It was revealed that 33 Egyptians living all across the world were targeted by the attackers. Two out of these 33 Egyptians had recently been arrested as a part of the Egyptian government’s efforts to subdue anti-government protests.
According to the cybersecurity firm, the attackers had installed malicious software on victims’ smartphones through mobile apps that allowed them to track their location, whereabouts, and emails.
It was further established that the cyber attackers employed a plethora of applications to lure individuals for obtaining details such as passwords, location data, and more. For instance, applications such as iLoud200% (an app that promises to double the volume of a smartphone) and IndexY (caller identification app, much like the Truecaller) were used by attackers to obtain GPS location, call history, and more.

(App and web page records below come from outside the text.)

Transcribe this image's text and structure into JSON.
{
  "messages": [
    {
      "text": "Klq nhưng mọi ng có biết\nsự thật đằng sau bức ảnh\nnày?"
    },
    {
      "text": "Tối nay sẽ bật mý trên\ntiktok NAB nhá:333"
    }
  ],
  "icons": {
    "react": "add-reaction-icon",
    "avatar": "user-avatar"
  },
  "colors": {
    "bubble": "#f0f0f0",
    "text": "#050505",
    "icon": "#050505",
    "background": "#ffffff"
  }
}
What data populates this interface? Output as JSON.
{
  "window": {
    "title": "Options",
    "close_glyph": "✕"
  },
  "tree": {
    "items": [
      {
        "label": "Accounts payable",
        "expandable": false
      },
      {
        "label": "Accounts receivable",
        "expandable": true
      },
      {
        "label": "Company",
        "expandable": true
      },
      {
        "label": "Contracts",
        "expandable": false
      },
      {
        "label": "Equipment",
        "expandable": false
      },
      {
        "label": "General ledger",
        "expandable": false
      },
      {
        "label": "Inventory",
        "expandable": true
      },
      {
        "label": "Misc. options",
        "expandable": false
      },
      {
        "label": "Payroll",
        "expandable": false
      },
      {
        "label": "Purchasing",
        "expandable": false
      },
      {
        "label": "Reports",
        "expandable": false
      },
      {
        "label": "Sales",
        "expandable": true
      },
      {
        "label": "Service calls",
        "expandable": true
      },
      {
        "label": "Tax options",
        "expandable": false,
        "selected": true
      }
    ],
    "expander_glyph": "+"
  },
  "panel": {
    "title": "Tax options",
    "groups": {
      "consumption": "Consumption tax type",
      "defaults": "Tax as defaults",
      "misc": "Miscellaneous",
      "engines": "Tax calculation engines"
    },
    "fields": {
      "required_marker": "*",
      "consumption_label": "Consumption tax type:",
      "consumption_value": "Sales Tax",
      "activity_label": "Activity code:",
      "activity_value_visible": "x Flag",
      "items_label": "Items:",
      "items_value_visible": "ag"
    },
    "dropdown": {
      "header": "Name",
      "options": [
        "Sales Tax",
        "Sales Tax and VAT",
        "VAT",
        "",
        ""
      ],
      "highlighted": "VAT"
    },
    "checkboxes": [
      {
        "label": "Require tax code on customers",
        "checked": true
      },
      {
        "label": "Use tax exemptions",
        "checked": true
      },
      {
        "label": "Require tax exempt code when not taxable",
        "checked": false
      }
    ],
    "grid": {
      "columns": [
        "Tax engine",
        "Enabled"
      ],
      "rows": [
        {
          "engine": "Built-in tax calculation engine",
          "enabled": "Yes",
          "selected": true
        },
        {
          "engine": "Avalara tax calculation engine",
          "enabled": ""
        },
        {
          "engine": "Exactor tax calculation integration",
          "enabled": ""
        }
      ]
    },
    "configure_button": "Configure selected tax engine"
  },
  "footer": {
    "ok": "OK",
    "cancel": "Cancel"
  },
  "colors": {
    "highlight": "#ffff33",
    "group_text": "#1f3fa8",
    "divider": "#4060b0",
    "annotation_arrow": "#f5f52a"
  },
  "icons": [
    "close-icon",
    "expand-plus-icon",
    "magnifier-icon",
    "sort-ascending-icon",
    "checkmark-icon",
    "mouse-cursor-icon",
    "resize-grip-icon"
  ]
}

It is to be noted that apps such as IndexY were hosted on Google Play Store, meaning that the application was built with enough sophistication to bypass Google’s safety checks before being published on the Play Store.
Upon investigation, Check Point traced that the server used for the aforementioned cyber attacks was registered under the Egyptian Ministry of Communications and Information Technology. Moreover, the geographical coordinates found in one of the dubious apps was linked to the headquarters of the General Intelligence Directorate, Egypt’s intelligence bureau.
While it isn’t uncommon to witness the Egyptian government locking down several outspoken critics, opposition politicians, and activists, the latest incident has been the second time the country’s government is under suspicion for ordering a cyberattack.
Earlier this year, it was found that the Egyptian government may have been involved in creating fake social media accounts to build support for Sudan’s military. The company running the fake account operation had direct links to the Egyptian government.